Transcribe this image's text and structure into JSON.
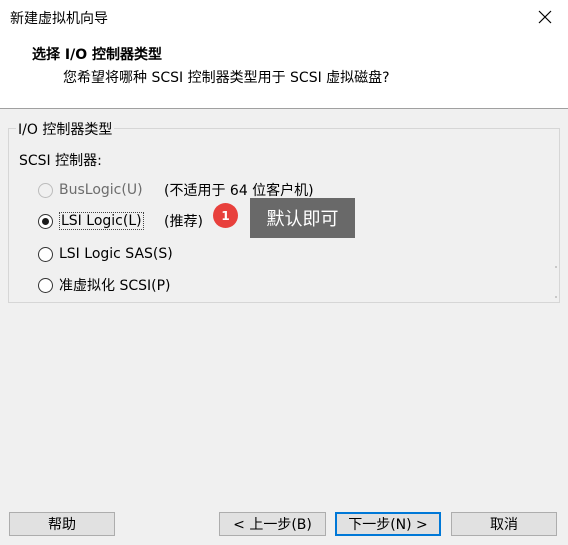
{
  "window": {
    "title": "新建虚拟机向导",
    "close_icon": "close-icon"
  },
  "header": {
    "title": "选择 I/O 控制器类型",
    "subtitle": "您希望将哪种 SCSI 控制器类型用于 SCSI 虚拟磁盘?"
  },
  "group": {
    "title": "I/O 控制器类型",
    "label": "SCSI 控制器:",
    "options": [
      {
        "label": "BusLogic(U)",
        "note": "(不适用于 64 位客户机)",
        "state": "disabled"
      },
      {
        "label": "LSI Logic(L)",
        "note": "(推荐)",
        "state": "selected"
      },
      {
        "label": "LSI Logic SAS(S)",
        "note": "",
        "state": "unselected"
      },
      {
        "label": "准虚拟化 SCSI(P)",
        "note": "",
        "state": "unselected"
      }
    ]
  },
  "annotation": {
    "badge": "1",
    "tooltip": "默认即可",
    "badge_color": "#e8403c",
    "tooltip_color": "#696969"
  },
  "buttons": {
    "help": "帮助",
    "back": "< 上一步(B)",
    "next": "下一步(N) >",
    "cancel": "取消"
  }
}
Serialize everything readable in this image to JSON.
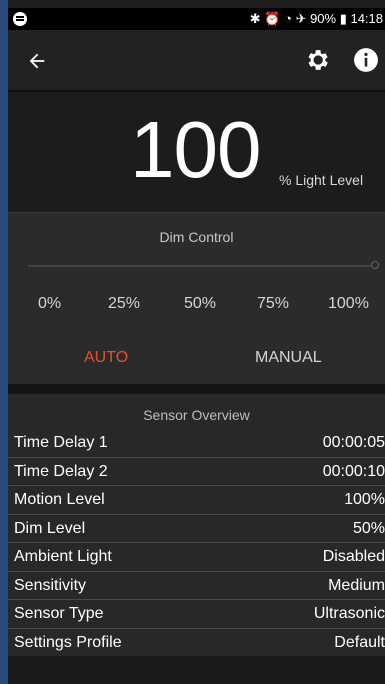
{
  "status_bar": {
    "right_text": "✱ ⏰ ◔ ✈ 90% ▮ 14:18"
  },
  "toolbar": {
    "back_icon": "arrow-left-icon",
    "settings_icon": "gear-icon",
    "info_icon": "info-icon"
  },
  "light_level": {
    "value": "100",
    "unit": "% Light Level"
  },
  "dim_control": {
    "title": "Dim Control",
    "ticks": [
      "0%",
      "25%",
      "50%",
      "75%",
      "100%"
    ],
    "slider_value_percent": 100,
    "modes": {
      "auto": "AUTO",
      "manual": "MANUAL"
    },
    "active_mode_color": "#e0522e"
  },
  "sensor_overview": {
    "title": "Sensor Overview",
    "rows": [
      {
        "label": "Time Delay 1",
        "value": "00:00:05"
      },
      {
        "label": "Time Delay 2",
        "value": "00:00:10"
      },
      {
        "label": "Motion Level",
        "value": "100%"
      },
      {
        "label": "Dim Level",
        "value": "50%"
      },
      {
        "label": "Ambient Light",
        "value": "Disabled"
      },
      {
        "label": "Sensitivity",
        "value": "Medium"
      },
      {
        "label": "Sensor Type",
        "value": "Ultrasonic"
      },
      {
        "label": "Settings Profile",
        "value": "Default"
      }
    ]
  }
}
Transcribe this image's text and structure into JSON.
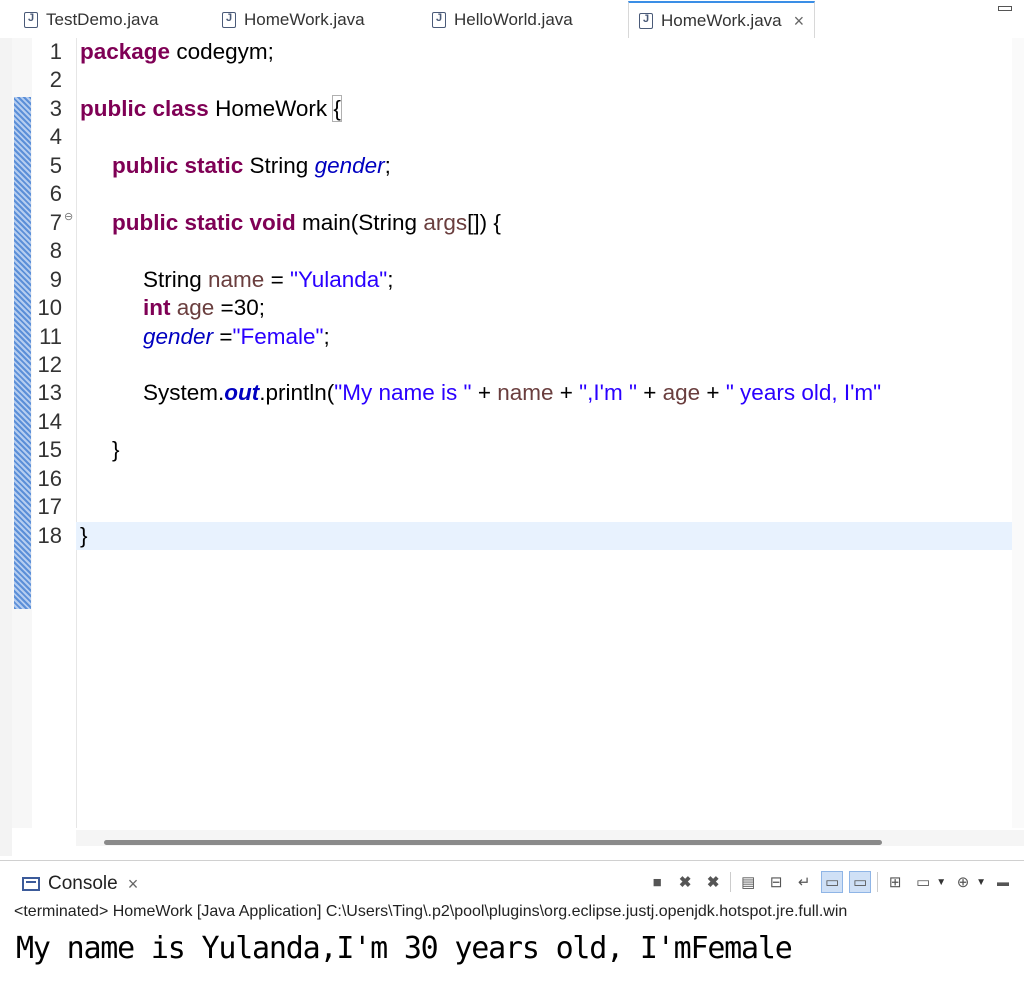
{
  "tabs": [
    {
      "label": "TestDemo.java",
      "active": false
    },
    {
      "label": "HomeWork.java",
      "active": false
    },
    {
      "label": "HelloWorld.java",
      "active": false
    },
    {
      "label": "HomeWork.java",
      "active": true
    }
  ],
  "editor": {
    "line_numbers": [
      "1",
      "2",
      "3",
      "4",
      "5",
      "6",
      "7",
      "8",
      "9",
      "10",
      "11",
      "12",
      "13",
      "14",
      "15",
      "16",
      "17",
      "18"
    ],
    "code": {
      "l1_kw": "package",
      "l1_rest": " codegym;",
      "l3_kw": "public class",
      "l3_name": " HomeWork ",
      "l3_brace": "{",
      "l5_kw": "public static",
      "l5_type": " String ",
      "l5_field": "gender",
      "l5_end": ";",
      "l7_kw": "public static void",
      "l7_rest1": " main(String ",
      "l7_args": "args",
      "l7_rest2": "[]) {",
      "l9_type": "String ",
      "l9_var": "name",
      "l9_eq": " = ",
      "l9_str": "\"Yulanda\"",
      "l9_end": ";",
      "l10_kw": "int",
      "l10_var": " age",
      "l10_rest": " =30;",
      "l11_field": "gender",
      "l11_eq": " =",
      "l11_str": "\"Female\"",
      "l11_end": ";",
      "l13_sys": "System.",
      "l13_out": "out",
      "l13_println": ".println(",
      "l13_s1": "\"My name is \"",
      "l13_p1": " + ",
      "l13_name": "name",
      "l13_p2": " + ",
      "l13_s2": "\",I'm \"",
      "l13_p3": " + ",
      "l13_age": "age",
      "l13_p4": " + ",
      "l13_s3": "\" years old, I'm\"",
      "l15_brace": "}",
      "l18_brace": "}"
    }
  },
  "console": {
    "tab_label": "Console",
    "terminated_line": "<terminated> HomeWork [Java Application] C:\\Users\\Ting\\.p2\\pool\\plugins\\org.eclipse.justj.openjdk.hotspot.jre.full.win",
    "output": "My name is Yulanda,I'm 30 years old, I'mFemale"
  },
  "icons": {
    "tab_file": "java-file-icon",
    "close": "close-icon",
    "console": "console-icon",
    "toolbar": [
      "terminate-icon",
      "remove-launch-icon",
      "remove-all-terminated-icon",
      "clear-console-icon",
      "scroll-lock-icon",
      "word-wrap-icon",
      "show-on-stdout-icon",
      "show-on-stderr-icon",
      "pin-console-icon",
      "display-selected-console-icon",
      "open-console-icon",
      "minimize-icon"
    ]
  }
}
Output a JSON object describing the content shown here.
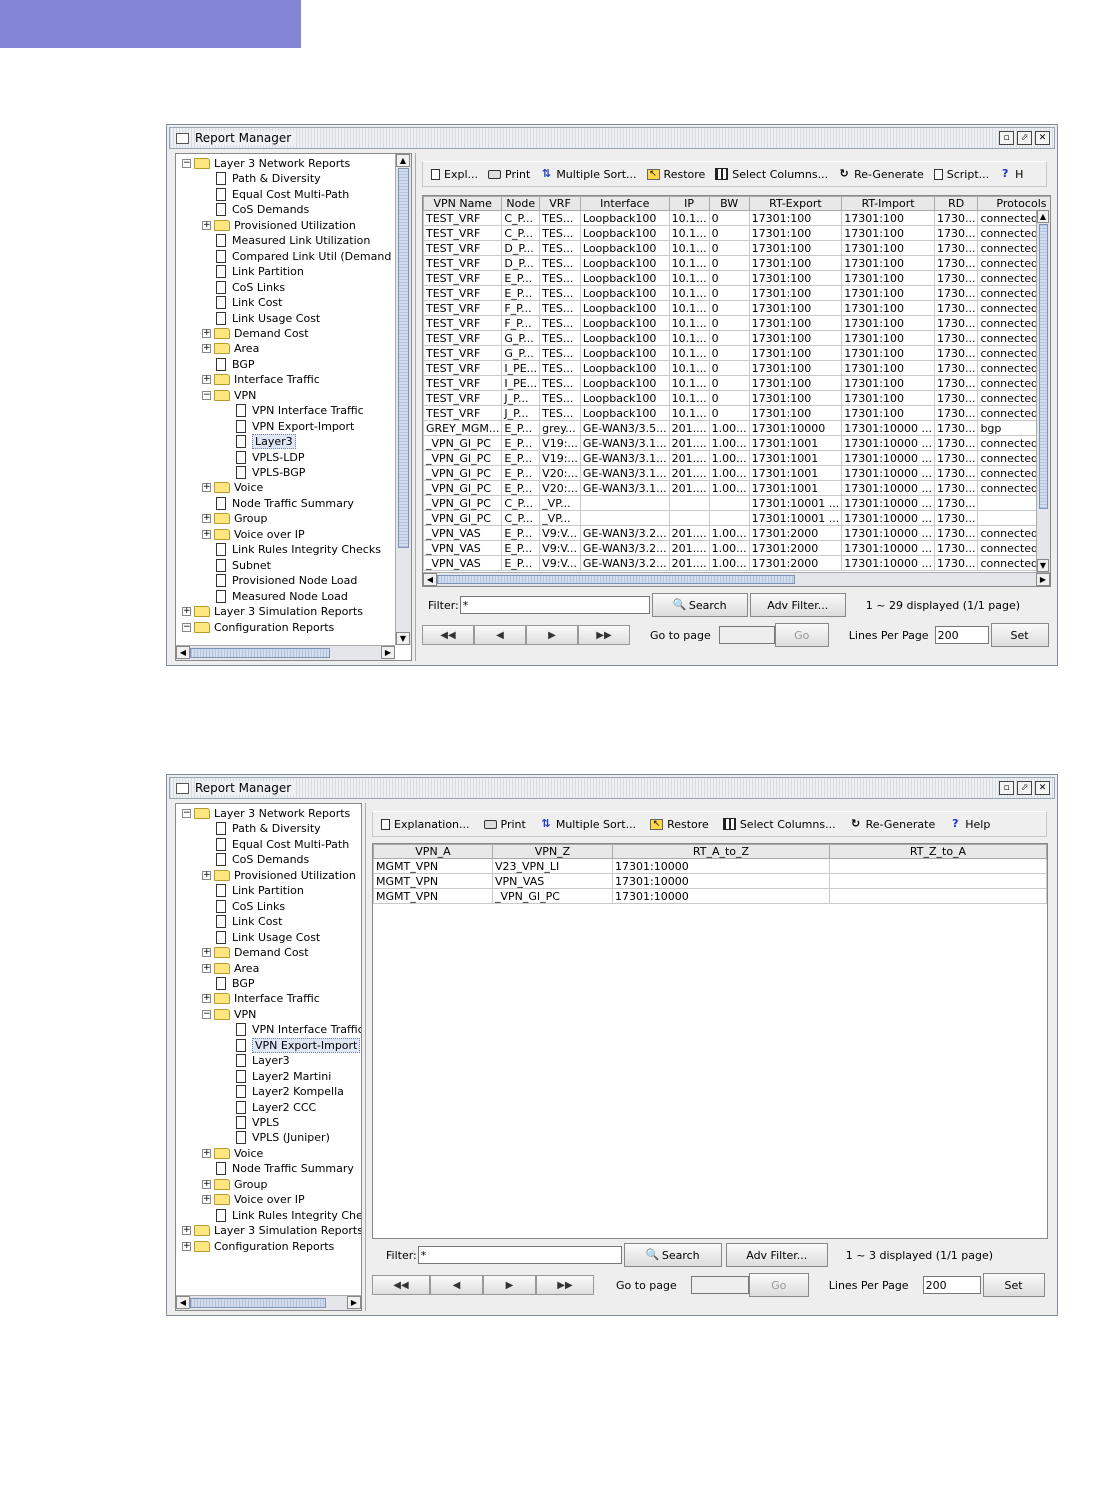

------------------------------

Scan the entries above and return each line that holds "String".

#### [TASK ANSWER]
      "l5_type": " String ",
      "l7_rest1": " main(String ",
      "l9_type": "String ",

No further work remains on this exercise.